## Task objective
Please find all lines in the data that hold the string "with" and copy them.

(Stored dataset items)
──────
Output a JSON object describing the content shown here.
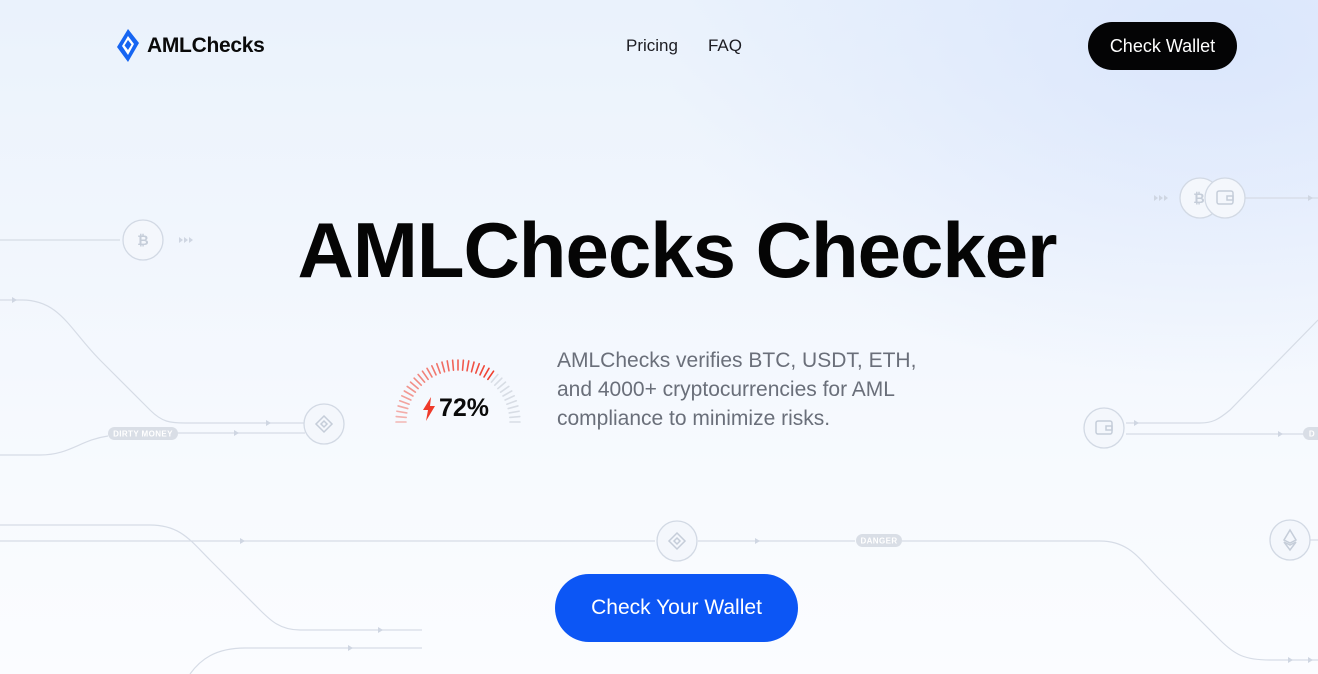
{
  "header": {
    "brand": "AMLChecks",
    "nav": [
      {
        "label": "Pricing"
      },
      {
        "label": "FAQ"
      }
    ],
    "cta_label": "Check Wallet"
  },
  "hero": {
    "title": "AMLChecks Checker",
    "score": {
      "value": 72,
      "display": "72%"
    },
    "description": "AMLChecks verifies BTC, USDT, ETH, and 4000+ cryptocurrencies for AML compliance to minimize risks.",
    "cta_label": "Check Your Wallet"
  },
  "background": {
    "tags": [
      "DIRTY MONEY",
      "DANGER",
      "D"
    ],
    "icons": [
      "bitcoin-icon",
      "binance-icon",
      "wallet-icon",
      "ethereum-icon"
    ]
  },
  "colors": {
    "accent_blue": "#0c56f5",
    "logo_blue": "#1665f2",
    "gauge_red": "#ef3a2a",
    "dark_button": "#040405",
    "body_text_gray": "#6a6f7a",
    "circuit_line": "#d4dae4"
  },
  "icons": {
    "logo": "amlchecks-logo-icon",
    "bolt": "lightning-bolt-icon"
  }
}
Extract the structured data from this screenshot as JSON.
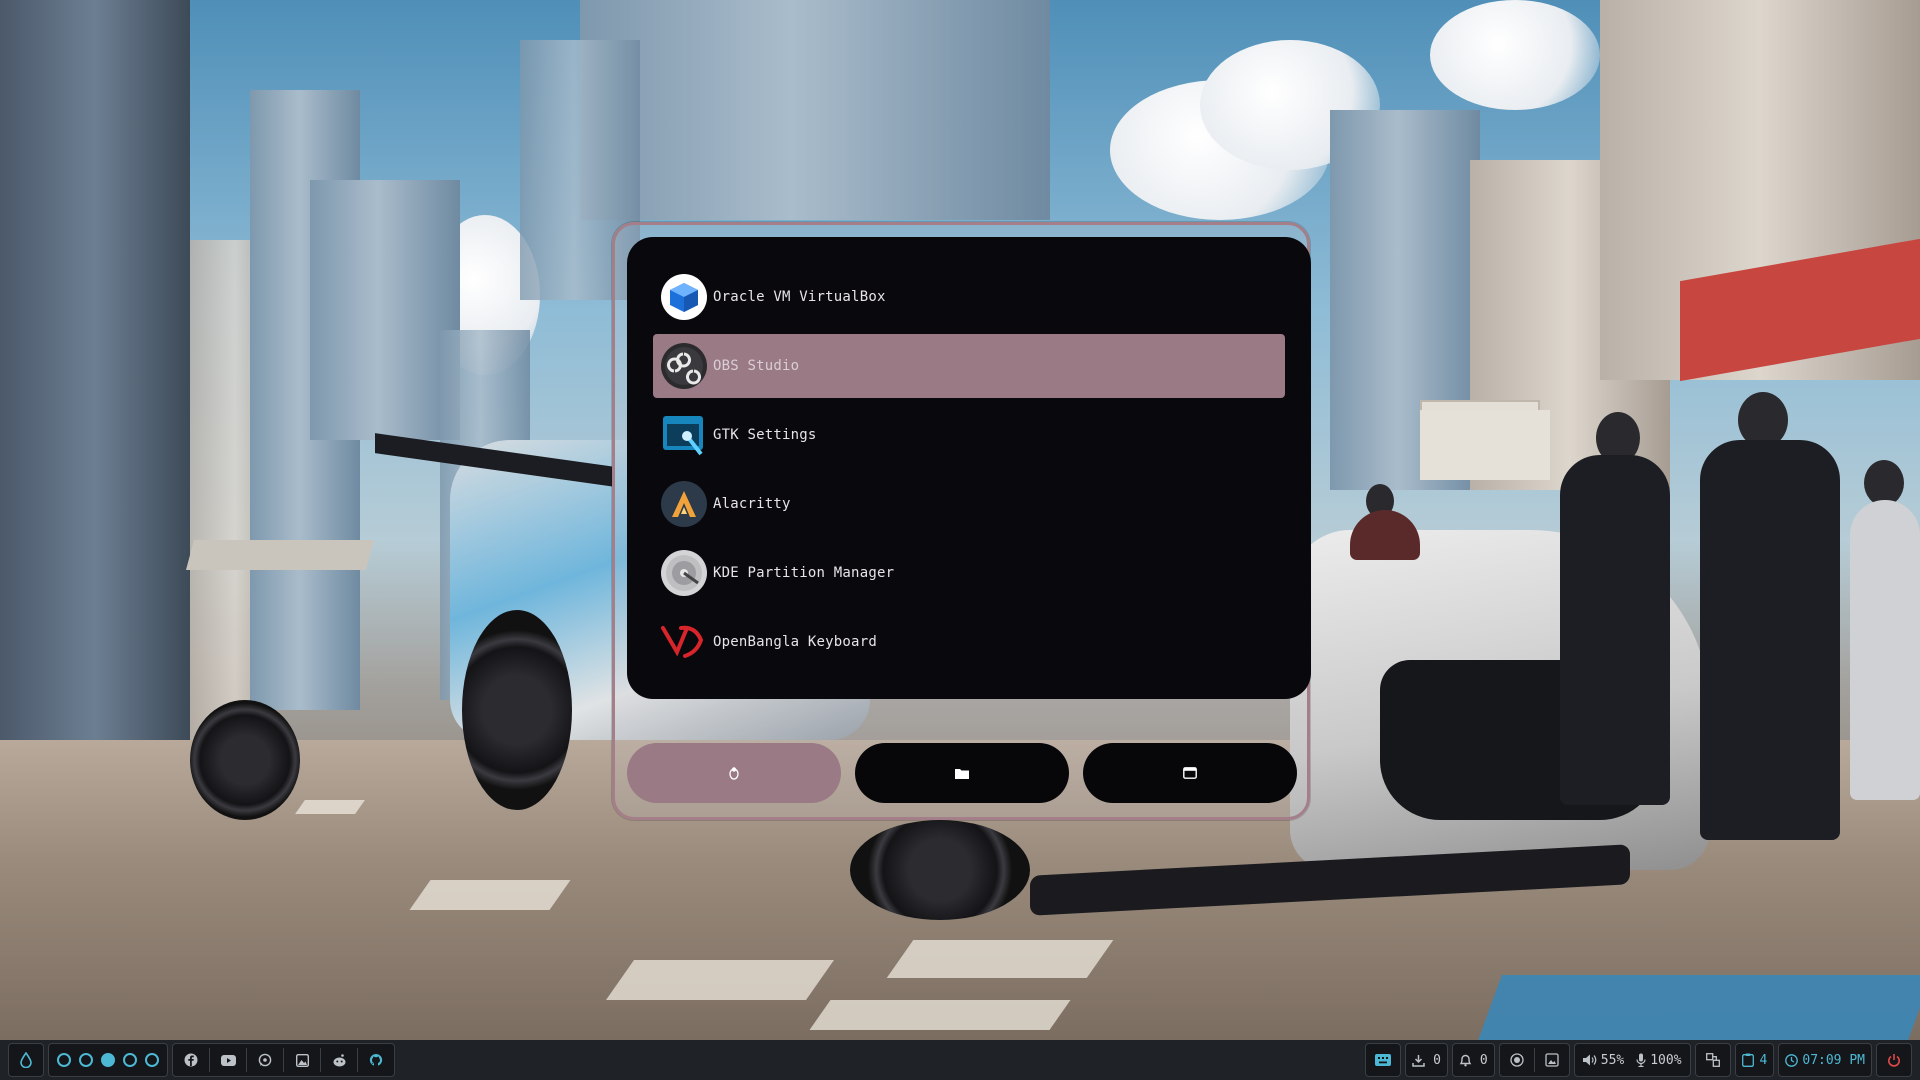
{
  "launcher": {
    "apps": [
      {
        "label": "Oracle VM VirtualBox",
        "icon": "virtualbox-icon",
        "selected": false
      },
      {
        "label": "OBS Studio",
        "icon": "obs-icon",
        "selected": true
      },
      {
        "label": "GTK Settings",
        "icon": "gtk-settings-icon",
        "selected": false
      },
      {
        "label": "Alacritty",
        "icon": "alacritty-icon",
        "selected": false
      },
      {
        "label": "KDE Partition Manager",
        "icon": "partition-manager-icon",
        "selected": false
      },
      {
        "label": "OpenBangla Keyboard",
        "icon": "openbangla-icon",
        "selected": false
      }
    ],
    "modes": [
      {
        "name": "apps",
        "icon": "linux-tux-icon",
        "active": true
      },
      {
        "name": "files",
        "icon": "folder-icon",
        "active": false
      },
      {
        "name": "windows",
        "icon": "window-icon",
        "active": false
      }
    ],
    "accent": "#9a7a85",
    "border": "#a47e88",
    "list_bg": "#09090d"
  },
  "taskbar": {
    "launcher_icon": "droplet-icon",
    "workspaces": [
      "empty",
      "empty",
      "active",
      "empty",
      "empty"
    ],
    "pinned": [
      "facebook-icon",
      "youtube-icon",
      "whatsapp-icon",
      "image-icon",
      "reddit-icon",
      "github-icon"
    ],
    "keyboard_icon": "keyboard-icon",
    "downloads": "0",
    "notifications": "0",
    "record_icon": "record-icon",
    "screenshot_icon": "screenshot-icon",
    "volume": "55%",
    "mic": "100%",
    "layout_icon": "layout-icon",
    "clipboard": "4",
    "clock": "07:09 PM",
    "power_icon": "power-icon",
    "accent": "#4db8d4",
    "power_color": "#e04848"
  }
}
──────
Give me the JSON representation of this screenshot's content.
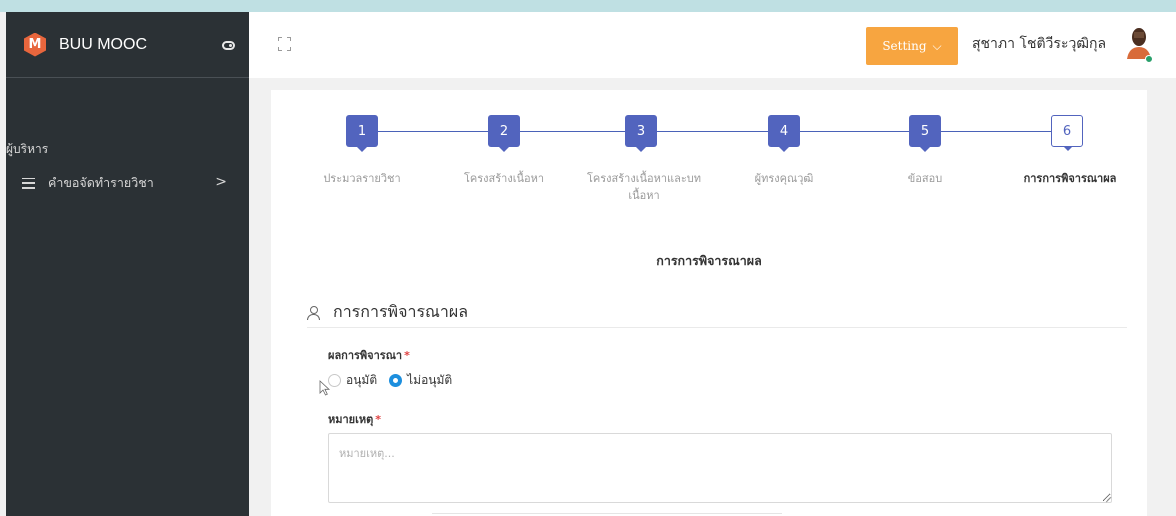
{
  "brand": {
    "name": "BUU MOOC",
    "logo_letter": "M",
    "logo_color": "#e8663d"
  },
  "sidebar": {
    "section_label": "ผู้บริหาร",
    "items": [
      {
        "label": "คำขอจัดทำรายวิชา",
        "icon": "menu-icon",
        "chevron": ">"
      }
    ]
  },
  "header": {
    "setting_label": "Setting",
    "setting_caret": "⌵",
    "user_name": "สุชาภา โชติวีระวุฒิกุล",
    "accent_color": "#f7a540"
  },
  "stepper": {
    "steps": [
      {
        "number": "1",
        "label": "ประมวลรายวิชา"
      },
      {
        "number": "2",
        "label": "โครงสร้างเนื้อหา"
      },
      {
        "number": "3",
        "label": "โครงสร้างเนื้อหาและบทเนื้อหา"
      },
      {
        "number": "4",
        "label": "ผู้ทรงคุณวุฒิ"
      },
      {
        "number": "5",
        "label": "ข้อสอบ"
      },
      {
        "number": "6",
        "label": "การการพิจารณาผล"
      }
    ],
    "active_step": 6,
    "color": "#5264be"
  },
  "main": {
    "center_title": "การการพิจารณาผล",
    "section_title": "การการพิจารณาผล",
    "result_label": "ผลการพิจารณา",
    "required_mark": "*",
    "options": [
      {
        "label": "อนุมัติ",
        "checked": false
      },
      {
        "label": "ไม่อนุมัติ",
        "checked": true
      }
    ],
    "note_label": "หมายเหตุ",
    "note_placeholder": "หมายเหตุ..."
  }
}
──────
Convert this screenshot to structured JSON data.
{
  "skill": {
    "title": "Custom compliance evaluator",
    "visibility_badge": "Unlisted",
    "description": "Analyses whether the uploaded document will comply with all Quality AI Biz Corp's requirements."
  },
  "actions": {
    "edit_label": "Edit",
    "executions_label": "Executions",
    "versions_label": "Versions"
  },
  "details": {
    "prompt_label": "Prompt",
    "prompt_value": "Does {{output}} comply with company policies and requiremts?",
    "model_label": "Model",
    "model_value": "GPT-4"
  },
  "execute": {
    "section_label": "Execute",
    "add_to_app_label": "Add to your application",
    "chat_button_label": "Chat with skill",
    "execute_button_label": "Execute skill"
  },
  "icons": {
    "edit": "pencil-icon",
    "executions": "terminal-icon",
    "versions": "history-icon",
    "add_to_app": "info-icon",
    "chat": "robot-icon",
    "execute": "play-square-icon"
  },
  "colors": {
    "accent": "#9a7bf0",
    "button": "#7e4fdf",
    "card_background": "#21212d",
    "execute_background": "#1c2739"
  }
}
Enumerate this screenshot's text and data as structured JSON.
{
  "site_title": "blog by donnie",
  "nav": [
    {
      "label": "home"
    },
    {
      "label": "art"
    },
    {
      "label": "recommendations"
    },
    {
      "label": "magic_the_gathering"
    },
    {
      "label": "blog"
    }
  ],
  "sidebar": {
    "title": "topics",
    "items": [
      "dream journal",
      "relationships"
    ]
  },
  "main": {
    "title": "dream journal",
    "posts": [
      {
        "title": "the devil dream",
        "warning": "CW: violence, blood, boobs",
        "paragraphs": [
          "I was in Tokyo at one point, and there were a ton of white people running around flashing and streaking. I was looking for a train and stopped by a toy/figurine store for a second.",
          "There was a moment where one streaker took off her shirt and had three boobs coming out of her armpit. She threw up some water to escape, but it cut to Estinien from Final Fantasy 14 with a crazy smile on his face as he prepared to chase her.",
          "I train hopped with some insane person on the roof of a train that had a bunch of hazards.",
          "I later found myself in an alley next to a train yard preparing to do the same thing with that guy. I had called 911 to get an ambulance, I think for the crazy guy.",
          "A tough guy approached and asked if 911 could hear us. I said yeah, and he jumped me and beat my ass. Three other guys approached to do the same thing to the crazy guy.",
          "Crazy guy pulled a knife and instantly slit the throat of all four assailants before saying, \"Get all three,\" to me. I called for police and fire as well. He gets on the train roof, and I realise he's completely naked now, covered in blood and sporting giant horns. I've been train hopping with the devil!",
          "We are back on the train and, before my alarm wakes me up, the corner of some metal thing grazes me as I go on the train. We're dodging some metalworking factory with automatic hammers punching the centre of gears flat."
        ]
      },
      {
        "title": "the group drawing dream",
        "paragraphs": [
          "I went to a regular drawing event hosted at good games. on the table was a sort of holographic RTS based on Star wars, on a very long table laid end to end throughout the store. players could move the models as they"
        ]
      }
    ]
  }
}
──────
## Completed task
    "description": "Analyses whether the uploaded document will comply with all Quality AI Biz Corp's requirements."
    "prompt_value": "Does {{output}} comply with company policies and requiremts?",
    "chat_button_label": "Chat with skill",
          "There was a moment where one streaker took off her shirt and had three boobs coming out of her armpit. She threw up some water to escape, but it cut to Estinien from Final Fantasy 14 with a crazy smile on his face as he prepared to chase her.",
          "I train hopped with some insane person on the roof of a train that had a bunch of hazards.",
          "I later found myself in an alley next to a train yard preparing to do the same thing with that guy. I had called 911 to get an ambulance, I think for the crazy guy.",
          "Crazy guy pulled a knife and instantly slit the throat of all four assailants before saying, \"Get all three,\" to me. I called for police and fire as well. He gets on the train roof, and I realise he's completely naked now, covered in blood and sporting giant horns. I've been train hopping with the devil!",
          "We are back on the train and, before my alarm wakes me up, the corner of some metal thing grazes me as I go on the train. We're dodging some metalworking factory with automatic hammers punching the centre of gears flat."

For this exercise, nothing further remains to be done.